= Beginning of Section =

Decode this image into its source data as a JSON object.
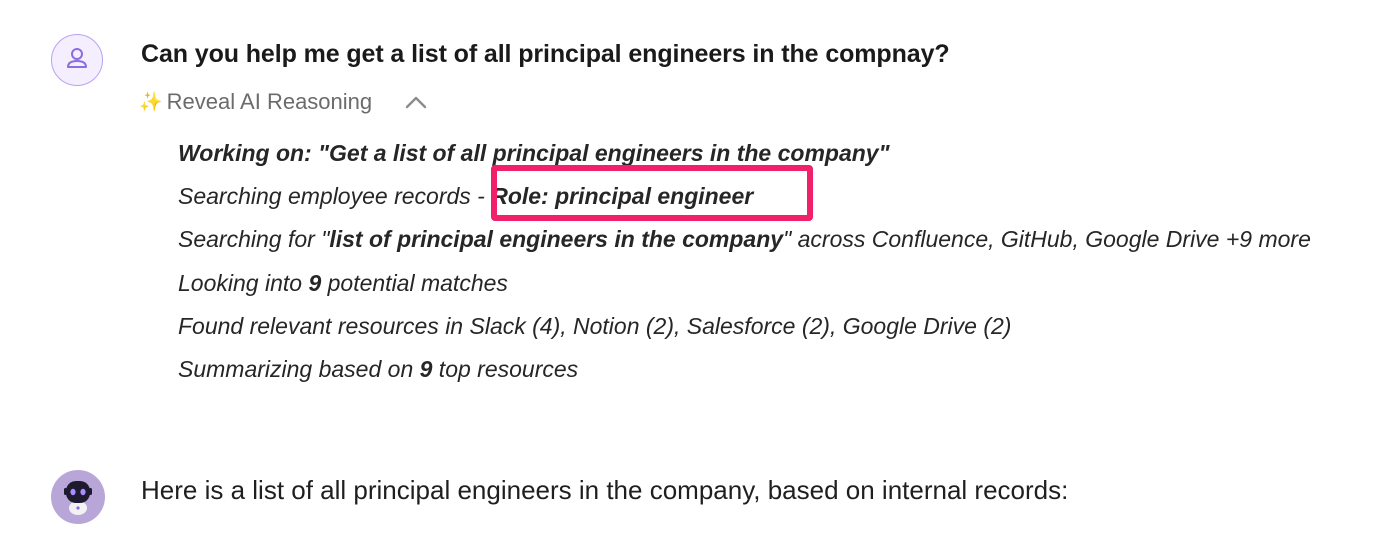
{
  "user_message": {
    "avatar_icon": "user-icon",
    "question": "Can you help me get a list of all principal engineers in the compnay?"
  },
  "reasoning_toggle": {
    "sparkle": "✨",
    "label": "Reveal AI Reasoning",
    "chevron_icon": "chevron-up-icon"
  },
  "reasoning": {
    "working_on_prefix": "Working on: \"Get a list of all principal engineers in the company\"",
    "line2_prefix": "Searching employee records - ",
    "line2_bold": "Role: principal engineer",
    "line3_prefix": "Searching for \"",
    "line3_bold": "list of principal engineers in the company",
    "line3_suffix": "\" across Confluence, GitHub, Google Drive +9 more",
    "line4_prefix": "Looking into ",
    "line4_bold": "9",
    "line4_suffix": " potential matches",
    "line5": "Found relevant resources in Slack (4), Notion (2), Salesforce (2), Google Drive (2)",
    "line6_prefix": "Summarizing based on ",
    "line6_bold": "9",
    "line6_suffix": " top resources"
  },
  "assistant_message": {
    "avatar_icon": "bot-avatar-icon",
    "answer": "Here is a list of all principal engineers in the company, based on internal records:"
  },
  "colors": {
    "highlight": "#f0206a",
    "user_avatar_bg": "#f4eeff",
    "user_avatar_icon": "#8a6ee0",
    "bot_avatar_bg": "#b8a6d9",
    "sparkle": "#f2c230"
  }
}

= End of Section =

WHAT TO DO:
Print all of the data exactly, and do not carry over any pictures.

SOLVED EXERCISE:
Decode this image into its source data as a JSON object.
{
  "user_message": {
    "avatar_icon": "user-icon",
    "question": "Can you help me get a list of all principal engineers in the compnay?"
  },
  "reasoning_toggle": {
    "sparkle": "✨",
    "label": "Reveal AI Reasoning",
    "chevron_icon": "chevron-up-icon"
  },
  "reasoning": {
    "working_on_prefix": "Working on: \"Get a list of all principal engineers in the company\"",
    "line2_prefix": "Searching employee records - ",
    "line2_bold": "Role: principal engineer",
    "line3_prefix": "Searching for \"",
    "line3_bold": "list of principal engineers in the company",
    "line3_suffix": "\" across Confluence, GitHub, Google Drive +9 more",
    "line4_prefix": "Looking into ",
    "line4_bold": "9",
    "line4_suffix": " potential matches",
    "line5": "Found relevant resources in Slack (4), Notion (2), Salesforce (2), Google Drive (2)",
    "line6_prefix": "Summarizing based on ",
    "line6_bold": "9",
    "line6_suffix": " top resources"
  },
  "assistant_message": {
    "avatar_icon": "bot-avatar-icon",
    "answer": "Here is a list of all principal engineers in the company, based on internal records:"
  },
  "colors": {
    "highlight": "#f0206a",
    "user_avatar_bg": "#f4eeff",
    "user_avatar_icon": "#8a6ee0",
    "bot_avatar_bg": "#b8a6d9",
    "sparkle": "#f2c230"
  }
}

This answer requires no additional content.